Zaritsky & Lin (1997) studied the optical CMD of a field ~ 2° north-west of the LMC center and found a vertical extension at the bright end of the Red Clump. They suggested that this feature is due to stars 15-17 kpc above the LMC disk. However, this interpretation has been challenged for many different reasons (e.g., Bennett 1998; Gould 1998, 1999). Most seriously, Beaulieu & Sackett (1998) pointed out that a Vertical Red Clump (VRC) extension is naturally expected from stellar evolution due to young helium core burning stars. The same feature is seen in the Fornax and Sextans A dwarfs (Gallart 1998). It remains somewhat open to discussion whether the number of stars in the LMC VRC is larger than expected given our understanding of the LMC star formation history, so a foreground population is not strictly ruled out (Zaritsky et al. 1999). However, it certainly doesn't appear to be a favored interpretation of the data. Also, the kinematics of the VRC stars is indistinguishable from that of LMC Red Clump stars (Ibata, Lewis & Beaulieu 1998). More recently, Zhao et al. (2003) performed a detailed radial velocity survey of 1300 stars of various types within ~ 2° from the LMC center. They found no evidence for stars with kinematics that differ significantly from that of the main LMC disk. This rules out a significant foreground or background population of stars that reside in a tidal stream that is seen superposed onto the LMC by chance (Zhao 1999). Any foreground or background population must be physically associated with the LMC, and share its kinematics. Sub-populations within the LMC with subtly different kinematics have been suggested (Graff et al. 2000), but only at low statistical significance.

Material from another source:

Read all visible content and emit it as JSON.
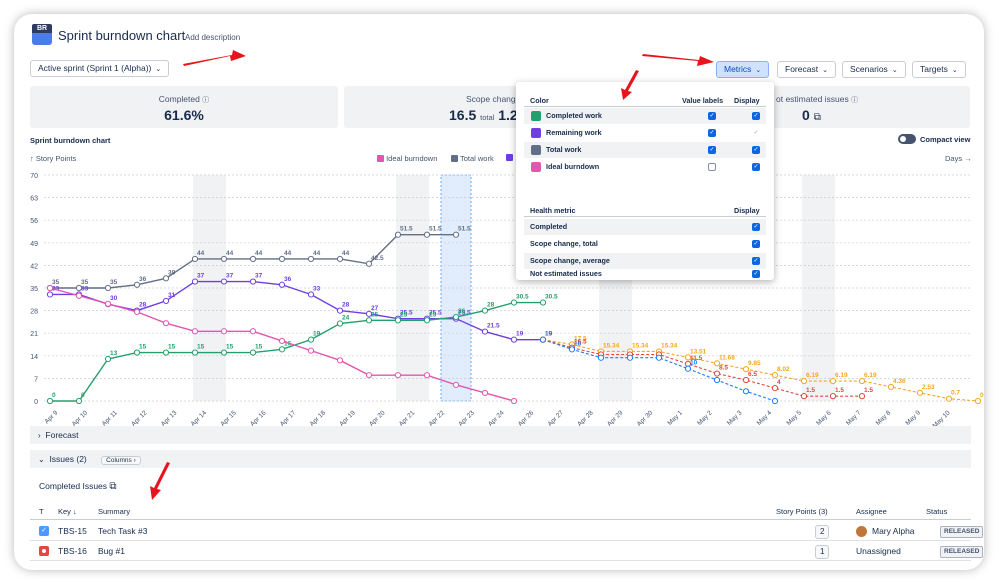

Other arguments for stars at large distances from the LMC disk also have not been convincing. Kunkel et al. (1997b) argued on the basis of carbon star velocities that the LMC has a polar ring. However, the carbon star velocity field shown in Figure 7 seems to be well fit by a single rotation disk model. It is possible that the Kunkel et al. study was affected by the use of an LMC transverse velocity value of only 240 km s-1, which is considerably below the value indicated by presently available proper motion data (406 ± 44 km s-1; see Section 4). Weinberg & Nikolaev (2001) found a tail of relatively faint stars in luminosity functions of AGB stars selected by J - K color from 2MASS data. They suggested that this is not due to dust extinction but might indicate stars behind the LMC. On the other hand, the distribution of these stars on the sky (van der Marel, unpublished) bears a strong resemblance to the far infrared IRAS map of LMC dust emission (Schwering 1989). This casts doubt on the interpretation that the brightnesses of these stars have not been affected by dust. Weinberg & Nikolaev (2001) also found a slightly non-Gaussian tail in their AGB star luminosity functions towards brighter magnitudes. However, this need not indicate stars in the foreground, given that there is no a priori reason why the AGB star luminosity function would have to be Gaussian. In another study, Alcock et al. (1997) found no evidence for unexpected numbers of RR Lyrae stars at distances beyond ~ 15 kpc from the LMC disk plane.